Bérubé, Annie, Lafantaisie, Vicky, Clément, Marie-Ève, Coutu, Sylvain, Dubeau, Diane, Caron, Josée et Lacharité, Carl. 2017. «Caseworkers’ Perspective on Risk Factors in the Family Environment Influencing Mothers’ Difficulties in Meeting Children’s Needs ». Children & Youth Services Review, vol. 82, p. 365-372.
«The goal of this study was to verify, from the caseworkers point of view, how various dimensions of child neglect are related to certain documented risk factors, namely parents mental health problem, drug and alcohol misuse, economic difficulties of the family, and low social support to the parents, according to the age of the child.» (p. 368)
«In total, 55 families followed by social services for a corroborated situation of child neglect or risk of neglect participated in the study. […] The children’s ages ranged from 18 to 193 months (or one and a half to sixteen years). Their parents lived in the Outaouais region, Québec, Canada […].» (p. 368) A grid were filled out by 33 caseworkers assigned to these families.
Type de traitement des données :

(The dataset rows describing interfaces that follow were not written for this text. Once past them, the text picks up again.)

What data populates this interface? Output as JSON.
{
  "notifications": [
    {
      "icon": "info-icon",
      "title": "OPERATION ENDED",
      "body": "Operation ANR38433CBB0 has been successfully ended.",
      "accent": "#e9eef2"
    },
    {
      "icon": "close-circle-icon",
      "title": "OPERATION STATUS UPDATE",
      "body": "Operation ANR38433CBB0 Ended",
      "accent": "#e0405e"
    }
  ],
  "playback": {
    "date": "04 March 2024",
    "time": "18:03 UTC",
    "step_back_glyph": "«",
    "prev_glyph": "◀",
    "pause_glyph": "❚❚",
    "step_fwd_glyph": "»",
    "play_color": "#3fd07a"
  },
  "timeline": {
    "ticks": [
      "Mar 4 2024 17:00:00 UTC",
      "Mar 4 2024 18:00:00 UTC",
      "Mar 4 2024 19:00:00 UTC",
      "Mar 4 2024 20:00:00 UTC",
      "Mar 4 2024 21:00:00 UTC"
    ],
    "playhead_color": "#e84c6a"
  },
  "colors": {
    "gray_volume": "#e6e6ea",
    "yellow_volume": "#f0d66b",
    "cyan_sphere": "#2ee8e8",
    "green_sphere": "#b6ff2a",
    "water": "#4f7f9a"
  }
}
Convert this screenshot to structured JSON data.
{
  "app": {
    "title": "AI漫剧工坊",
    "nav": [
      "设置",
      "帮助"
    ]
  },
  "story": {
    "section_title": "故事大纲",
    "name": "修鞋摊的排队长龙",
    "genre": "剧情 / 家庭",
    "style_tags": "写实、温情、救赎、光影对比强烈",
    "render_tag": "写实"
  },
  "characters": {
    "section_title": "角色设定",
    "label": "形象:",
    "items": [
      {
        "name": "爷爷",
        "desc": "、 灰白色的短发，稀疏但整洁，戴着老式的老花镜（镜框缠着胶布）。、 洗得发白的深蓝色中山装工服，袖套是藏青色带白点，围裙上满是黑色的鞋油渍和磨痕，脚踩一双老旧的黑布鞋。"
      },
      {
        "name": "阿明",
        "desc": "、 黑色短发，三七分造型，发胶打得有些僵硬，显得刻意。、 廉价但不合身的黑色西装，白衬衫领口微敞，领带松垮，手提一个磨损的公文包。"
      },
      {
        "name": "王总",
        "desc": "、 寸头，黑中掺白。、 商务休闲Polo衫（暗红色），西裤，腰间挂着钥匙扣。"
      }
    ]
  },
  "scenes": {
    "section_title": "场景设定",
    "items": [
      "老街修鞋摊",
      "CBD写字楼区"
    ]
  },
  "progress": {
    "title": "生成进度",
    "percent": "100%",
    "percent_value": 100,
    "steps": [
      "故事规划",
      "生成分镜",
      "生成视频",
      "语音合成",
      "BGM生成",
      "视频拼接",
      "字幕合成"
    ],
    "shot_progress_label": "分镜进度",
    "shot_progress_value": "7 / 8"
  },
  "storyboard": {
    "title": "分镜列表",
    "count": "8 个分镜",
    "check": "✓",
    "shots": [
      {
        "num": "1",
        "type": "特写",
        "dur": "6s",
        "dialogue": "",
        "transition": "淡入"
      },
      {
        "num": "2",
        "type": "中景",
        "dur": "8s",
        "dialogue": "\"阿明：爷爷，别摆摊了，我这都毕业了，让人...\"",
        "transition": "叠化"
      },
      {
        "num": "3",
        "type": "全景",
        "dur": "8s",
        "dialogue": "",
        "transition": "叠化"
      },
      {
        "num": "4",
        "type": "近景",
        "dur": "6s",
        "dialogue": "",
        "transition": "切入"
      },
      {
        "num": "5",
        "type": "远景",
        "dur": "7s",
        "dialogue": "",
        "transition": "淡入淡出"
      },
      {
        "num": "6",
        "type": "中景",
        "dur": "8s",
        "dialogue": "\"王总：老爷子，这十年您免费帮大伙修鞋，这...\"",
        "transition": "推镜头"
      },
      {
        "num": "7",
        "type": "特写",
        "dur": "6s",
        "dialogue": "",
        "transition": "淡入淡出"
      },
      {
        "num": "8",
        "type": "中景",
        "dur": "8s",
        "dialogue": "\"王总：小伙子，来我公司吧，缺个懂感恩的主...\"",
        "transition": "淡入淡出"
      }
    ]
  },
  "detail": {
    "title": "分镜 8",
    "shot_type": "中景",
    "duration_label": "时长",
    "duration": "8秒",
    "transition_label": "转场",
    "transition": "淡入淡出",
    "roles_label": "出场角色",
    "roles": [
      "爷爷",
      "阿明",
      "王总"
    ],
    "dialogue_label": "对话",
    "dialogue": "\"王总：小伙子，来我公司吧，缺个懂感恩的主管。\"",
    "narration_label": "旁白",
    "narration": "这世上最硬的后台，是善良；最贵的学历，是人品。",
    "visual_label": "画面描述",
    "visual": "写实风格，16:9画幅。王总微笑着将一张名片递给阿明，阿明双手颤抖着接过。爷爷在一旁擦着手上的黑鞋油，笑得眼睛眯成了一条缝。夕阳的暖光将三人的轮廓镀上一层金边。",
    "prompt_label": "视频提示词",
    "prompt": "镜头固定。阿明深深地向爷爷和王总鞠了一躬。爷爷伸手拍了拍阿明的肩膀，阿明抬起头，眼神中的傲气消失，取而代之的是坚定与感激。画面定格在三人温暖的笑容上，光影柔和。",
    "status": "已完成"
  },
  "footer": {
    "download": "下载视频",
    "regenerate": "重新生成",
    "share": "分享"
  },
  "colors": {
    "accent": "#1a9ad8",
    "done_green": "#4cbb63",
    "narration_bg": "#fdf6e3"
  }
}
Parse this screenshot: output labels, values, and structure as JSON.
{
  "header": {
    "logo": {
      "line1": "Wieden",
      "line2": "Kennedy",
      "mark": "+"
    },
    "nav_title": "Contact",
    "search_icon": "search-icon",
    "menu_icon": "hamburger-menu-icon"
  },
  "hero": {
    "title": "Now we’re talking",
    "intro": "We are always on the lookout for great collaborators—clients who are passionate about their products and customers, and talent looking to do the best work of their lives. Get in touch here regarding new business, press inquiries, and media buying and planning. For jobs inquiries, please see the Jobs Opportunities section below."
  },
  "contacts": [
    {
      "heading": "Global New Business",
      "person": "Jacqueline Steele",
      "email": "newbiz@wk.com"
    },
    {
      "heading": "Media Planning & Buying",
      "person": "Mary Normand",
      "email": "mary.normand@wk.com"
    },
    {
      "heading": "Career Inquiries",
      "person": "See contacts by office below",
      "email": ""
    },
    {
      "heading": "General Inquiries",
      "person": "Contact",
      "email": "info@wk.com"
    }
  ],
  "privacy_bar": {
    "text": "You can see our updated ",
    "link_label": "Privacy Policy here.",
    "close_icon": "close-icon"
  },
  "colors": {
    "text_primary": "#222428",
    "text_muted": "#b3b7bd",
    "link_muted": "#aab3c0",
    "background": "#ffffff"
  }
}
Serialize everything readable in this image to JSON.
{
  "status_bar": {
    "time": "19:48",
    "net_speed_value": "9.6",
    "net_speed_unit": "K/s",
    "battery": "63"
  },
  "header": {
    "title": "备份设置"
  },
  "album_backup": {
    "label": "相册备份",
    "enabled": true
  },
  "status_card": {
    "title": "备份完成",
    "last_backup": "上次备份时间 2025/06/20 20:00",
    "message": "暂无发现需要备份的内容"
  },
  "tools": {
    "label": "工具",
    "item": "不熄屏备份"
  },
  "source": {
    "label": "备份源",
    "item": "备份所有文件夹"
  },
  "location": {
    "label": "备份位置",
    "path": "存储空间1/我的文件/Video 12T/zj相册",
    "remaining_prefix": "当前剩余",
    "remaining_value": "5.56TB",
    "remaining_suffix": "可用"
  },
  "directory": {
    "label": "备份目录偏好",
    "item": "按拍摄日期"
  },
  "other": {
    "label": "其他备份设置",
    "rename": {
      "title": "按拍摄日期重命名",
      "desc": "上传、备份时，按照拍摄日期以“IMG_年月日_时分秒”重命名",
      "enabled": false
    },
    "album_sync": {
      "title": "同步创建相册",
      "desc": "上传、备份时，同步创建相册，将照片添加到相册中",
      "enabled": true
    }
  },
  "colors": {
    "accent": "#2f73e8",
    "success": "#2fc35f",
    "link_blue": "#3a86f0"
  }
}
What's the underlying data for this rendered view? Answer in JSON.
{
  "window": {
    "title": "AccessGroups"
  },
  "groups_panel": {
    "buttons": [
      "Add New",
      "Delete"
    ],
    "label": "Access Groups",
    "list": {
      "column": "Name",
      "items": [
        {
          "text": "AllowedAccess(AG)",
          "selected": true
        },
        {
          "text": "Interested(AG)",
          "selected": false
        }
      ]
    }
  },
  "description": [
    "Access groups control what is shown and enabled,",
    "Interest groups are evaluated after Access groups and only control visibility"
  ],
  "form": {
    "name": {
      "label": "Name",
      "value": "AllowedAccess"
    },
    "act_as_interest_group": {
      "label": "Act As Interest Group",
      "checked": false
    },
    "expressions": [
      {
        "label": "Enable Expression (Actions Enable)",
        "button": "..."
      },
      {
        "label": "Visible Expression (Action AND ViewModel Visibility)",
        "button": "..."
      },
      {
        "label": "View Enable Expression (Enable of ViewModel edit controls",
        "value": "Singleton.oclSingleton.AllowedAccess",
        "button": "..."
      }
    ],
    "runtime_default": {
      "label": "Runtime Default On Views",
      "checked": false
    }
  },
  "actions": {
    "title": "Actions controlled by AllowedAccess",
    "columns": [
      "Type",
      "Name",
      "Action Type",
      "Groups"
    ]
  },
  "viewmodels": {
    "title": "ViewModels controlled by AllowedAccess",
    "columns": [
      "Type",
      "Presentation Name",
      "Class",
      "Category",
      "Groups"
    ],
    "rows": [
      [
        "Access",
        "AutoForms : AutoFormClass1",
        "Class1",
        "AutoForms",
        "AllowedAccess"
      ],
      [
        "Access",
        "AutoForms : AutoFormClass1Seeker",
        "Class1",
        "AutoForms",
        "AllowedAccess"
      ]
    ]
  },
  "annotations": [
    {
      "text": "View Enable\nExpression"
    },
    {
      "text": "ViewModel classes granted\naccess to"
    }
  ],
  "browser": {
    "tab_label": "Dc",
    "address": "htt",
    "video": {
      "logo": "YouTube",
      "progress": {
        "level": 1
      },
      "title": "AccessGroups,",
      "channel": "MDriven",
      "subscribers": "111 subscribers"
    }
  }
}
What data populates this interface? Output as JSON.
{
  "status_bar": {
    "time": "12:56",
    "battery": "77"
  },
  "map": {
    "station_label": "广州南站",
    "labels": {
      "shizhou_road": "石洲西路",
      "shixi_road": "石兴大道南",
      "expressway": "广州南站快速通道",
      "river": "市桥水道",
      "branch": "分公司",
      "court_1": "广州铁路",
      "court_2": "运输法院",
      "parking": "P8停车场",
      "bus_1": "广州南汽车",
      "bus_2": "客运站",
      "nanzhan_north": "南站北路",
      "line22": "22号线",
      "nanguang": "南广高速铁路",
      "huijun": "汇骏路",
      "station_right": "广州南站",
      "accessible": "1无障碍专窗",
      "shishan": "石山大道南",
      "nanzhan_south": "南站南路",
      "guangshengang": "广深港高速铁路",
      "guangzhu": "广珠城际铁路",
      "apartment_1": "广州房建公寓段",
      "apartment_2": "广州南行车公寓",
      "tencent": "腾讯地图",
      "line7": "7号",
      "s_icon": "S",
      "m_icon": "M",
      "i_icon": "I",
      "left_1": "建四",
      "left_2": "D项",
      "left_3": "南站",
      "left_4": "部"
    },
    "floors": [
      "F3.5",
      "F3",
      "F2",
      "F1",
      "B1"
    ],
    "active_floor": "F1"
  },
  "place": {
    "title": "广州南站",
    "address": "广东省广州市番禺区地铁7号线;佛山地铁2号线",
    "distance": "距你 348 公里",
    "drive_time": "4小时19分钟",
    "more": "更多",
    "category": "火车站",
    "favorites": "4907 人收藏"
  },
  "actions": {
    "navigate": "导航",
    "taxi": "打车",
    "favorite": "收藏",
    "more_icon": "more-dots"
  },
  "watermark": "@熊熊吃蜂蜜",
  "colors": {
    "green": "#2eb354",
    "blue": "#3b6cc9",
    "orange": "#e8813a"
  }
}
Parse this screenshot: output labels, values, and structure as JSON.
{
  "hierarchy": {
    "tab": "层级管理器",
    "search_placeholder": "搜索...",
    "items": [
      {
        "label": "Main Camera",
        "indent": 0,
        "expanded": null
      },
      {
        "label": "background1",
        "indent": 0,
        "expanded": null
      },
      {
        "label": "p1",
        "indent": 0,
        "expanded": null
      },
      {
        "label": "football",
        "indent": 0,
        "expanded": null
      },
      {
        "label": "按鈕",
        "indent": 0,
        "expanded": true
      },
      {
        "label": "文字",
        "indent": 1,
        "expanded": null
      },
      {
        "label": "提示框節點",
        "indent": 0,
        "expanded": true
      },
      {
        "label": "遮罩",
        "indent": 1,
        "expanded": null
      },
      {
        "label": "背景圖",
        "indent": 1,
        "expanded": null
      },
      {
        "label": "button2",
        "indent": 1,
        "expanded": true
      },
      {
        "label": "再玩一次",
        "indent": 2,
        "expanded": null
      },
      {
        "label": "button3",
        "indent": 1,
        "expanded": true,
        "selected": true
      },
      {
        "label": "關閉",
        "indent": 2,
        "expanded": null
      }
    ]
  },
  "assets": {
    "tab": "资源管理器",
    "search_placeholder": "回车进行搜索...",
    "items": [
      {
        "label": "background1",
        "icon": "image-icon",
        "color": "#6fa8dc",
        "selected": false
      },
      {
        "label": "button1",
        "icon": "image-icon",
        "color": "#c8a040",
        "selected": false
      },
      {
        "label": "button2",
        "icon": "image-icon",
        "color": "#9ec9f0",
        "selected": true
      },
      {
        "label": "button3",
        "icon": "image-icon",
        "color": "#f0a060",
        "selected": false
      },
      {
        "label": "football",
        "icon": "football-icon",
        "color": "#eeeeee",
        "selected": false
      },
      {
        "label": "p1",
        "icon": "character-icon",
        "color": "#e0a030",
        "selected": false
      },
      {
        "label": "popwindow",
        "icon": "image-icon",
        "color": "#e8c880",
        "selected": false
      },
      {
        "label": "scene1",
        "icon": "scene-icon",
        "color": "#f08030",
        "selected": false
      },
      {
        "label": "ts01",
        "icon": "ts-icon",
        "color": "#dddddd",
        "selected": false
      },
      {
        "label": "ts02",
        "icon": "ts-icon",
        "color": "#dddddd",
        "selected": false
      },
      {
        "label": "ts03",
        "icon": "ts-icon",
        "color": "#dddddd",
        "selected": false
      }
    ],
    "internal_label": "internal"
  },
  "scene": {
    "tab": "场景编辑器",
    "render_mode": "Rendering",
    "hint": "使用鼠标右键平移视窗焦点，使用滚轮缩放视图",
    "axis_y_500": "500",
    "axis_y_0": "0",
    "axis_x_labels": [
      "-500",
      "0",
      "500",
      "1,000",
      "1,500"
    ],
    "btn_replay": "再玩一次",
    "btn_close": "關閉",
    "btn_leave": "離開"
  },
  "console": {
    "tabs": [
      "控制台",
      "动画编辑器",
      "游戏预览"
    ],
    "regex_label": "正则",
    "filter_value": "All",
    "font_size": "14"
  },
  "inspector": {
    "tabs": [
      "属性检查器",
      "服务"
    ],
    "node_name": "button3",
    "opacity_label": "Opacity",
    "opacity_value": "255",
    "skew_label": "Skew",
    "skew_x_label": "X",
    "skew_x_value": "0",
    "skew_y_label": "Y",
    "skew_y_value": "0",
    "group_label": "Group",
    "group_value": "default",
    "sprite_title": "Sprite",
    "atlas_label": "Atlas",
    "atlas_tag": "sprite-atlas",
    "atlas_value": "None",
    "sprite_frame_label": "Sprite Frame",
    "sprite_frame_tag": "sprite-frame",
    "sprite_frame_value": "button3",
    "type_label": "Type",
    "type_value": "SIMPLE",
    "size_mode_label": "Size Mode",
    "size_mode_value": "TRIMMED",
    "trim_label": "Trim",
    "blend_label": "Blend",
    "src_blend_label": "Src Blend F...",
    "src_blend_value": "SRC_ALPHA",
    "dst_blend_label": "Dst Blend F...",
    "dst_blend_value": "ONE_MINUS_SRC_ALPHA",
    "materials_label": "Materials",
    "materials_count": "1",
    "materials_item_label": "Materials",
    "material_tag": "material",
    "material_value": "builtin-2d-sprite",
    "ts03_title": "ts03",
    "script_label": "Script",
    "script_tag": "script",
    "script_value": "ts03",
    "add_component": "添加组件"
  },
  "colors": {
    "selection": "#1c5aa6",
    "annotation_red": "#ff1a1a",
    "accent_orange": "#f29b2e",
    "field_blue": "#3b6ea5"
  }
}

«The results of this study first indicate that, according to the caseworkers assessments, the children’s age seems to influence the mothers responses to their children’s needs in child protection cases. In fact, an examination of the risk factors associated with the various dimensions revealed that caseworkers are more worried about the guidance and boundaries offered to preschool children than to school-age ones. […] Among the risk factors, mental health can explain a significant proportion of variance of many child neglect dimensions, namely stimulation, emotional warmth, and guidance and boundaries. Substance abuse was the other risk factor that appeared to be associated with increased worries among caseworkers about the mothers’ capacity to ensure their child’s safety.» (p. 369) Moreover, the «results reveal that the caseworkers are concerned by the economic situation of only 21.8% of the sample, for which they consider the income inadequate for the family. However, they also reported that the vast majority of the mothers (74.6%) had a family income of under $30,000, which is below the low-income measure for a family with one child […]. Finally, lack of social support was a concern for 32.7% of the mothers.» (p. 369)